§ WHAT IS EXPECTED
Using the data below, return all lines in which "Ergebnis" appears.

§ THE RECORDS
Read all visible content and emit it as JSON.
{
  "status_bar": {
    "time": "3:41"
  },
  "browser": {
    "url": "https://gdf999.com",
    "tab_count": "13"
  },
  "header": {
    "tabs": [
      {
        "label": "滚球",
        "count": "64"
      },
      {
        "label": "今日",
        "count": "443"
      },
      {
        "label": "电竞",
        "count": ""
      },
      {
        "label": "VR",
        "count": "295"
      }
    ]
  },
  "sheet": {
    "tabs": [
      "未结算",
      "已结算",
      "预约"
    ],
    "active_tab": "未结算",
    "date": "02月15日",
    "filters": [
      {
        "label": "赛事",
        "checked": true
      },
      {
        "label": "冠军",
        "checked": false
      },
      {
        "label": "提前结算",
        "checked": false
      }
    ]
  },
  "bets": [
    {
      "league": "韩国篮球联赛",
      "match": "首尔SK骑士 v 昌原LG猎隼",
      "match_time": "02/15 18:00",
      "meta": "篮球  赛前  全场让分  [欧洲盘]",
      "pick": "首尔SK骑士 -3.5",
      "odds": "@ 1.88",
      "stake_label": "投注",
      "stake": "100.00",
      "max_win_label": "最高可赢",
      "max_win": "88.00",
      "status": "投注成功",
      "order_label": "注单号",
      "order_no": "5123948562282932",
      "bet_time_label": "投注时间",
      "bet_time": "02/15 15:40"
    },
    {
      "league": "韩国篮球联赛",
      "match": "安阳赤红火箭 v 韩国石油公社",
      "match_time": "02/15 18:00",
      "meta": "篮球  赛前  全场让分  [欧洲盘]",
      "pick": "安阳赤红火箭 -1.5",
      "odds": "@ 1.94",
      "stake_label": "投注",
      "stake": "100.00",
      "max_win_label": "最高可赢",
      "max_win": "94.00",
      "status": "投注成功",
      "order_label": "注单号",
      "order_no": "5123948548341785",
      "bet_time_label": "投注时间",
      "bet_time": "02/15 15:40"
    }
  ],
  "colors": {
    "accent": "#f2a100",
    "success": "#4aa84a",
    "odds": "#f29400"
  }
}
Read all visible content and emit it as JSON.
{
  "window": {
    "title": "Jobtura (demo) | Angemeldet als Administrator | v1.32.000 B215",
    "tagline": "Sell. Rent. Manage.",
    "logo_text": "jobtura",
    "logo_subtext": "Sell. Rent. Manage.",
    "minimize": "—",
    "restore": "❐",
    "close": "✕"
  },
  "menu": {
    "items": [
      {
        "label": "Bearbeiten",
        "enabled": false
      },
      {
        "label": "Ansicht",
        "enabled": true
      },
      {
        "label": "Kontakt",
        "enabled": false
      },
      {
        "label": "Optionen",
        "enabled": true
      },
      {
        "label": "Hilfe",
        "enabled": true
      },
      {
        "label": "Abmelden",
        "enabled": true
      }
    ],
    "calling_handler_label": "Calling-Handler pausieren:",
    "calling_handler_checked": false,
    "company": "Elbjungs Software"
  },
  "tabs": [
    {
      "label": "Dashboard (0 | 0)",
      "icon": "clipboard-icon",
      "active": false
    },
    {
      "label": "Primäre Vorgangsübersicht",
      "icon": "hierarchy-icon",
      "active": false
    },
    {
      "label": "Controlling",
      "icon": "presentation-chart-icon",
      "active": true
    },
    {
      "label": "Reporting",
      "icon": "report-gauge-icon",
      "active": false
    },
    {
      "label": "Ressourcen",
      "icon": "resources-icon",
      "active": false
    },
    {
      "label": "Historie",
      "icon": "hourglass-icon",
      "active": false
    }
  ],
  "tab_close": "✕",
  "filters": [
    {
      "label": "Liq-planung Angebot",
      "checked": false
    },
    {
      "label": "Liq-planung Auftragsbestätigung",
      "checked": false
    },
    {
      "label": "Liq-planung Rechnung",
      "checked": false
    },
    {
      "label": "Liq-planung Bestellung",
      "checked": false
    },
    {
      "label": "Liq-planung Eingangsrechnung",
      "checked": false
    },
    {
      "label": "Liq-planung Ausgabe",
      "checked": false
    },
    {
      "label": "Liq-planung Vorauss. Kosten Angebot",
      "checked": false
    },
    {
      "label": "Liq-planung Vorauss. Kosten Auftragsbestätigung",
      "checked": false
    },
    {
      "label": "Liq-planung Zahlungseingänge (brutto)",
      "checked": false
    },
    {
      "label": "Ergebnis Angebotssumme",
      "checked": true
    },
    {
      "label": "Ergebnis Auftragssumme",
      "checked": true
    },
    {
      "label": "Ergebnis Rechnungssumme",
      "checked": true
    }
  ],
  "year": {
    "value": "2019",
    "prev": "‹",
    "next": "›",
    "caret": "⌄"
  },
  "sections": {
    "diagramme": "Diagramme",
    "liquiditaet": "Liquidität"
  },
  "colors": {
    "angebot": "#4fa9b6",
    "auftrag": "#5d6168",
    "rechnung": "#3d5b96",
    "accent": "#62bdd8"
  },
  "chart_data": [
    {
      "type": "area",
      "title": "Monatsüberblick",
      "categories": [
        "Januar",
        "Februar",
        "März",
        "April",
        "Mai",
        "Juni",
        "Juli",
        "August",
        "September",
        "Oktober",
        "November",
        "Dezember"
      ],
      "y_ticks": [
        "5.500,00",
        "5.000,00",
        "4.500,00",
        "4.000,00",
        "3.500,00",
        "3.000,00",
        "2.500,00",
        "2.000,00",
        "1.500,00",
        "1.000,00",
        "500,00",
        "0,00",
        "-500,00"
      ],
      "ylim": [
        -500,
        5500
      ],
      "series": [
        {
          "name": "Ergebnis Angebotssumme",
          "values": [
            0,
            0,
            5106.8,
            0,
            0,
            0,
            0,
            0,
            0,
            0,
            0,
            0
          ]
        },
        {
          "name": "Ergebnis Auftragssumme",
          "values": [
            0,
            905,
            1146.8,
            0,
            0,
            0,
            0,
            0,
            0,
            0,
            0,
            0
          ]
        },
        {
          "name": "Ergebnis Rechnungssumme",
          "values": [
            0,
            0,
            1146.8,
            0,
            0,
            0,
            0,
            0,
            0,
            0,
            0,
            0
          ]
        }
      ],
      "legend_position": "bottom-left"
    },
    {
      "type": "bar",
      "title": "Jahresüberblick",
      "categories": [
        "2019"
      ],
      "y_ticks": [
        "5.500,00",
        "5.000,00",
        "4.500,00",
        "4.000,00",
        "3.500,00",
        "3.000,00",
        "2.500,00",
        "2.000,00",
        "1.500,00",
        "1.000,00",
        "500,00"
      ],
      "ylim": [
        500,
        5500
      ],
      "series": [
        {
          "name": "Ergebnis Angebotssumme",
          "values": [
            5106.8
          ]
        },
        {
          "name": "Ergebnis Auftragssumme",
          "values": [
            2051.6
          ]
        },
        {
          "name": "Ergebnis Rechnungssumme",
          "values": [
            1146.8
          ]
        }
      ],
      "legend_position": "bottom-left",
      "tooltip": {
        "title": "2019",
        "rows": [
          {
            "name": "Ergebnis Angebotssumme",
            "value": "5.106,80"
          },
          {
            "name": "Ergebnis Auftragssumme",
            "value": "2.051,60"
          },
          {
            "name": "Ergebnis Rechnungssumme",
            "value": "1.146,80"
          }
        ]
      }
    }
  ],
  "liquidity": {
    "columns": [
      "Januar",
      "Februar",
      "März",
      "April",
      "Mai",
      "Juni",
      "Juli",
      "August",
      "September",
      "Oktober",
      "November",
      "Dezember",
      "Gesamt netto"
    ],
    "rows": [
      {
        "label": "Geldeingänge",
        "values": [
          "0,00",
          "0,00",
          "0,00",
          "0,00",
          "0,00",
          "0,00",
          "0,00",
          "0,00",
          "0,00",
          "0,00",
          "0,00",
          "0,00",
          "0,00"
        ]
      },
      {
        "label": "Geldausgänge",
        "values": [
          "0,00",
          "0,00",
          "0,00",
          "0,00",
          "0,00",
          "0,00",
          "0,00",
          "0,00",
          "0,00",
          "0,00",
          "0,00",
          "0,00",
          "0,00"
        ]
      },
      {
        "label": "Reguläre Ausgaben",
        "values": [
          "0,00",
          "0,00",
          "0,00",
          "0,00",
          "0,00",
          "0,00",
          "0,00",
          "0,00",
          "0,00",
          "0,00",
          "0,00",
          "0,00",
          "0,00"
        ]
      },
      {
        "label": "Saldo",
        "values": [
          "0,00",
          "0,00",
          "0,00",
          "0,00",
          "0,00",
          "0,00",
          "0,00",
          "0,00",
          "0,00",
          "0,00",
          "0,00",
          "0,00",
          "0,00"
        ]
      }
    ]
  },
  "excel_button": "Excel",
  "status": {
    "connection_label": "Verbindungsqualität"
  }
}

§ RESPONSE FOR THIS EXERCISE
      "label": "Ergebnis Angebotssumme",
      "label": "Ergebnis Auftragssumme",
      "label": "Ergebnis Rechnungssumme",
          "name": "Ergebnis Angebotssumme",
          "name": "Ergebnis Auftragssumme",
          "name": "Ergebnis Rechnungssumme",
          "name": "Ergebnis Angebotssumme",
          "name": "Ergebnis Auftragssumme",
          "name": "Ergebnis Rechnungssumme",
            "name": "Ergebnis Angebotssumme",
            "name": "Ergebnis Auftragssumme",
            "name": "Ergebnis Rechnungssumme",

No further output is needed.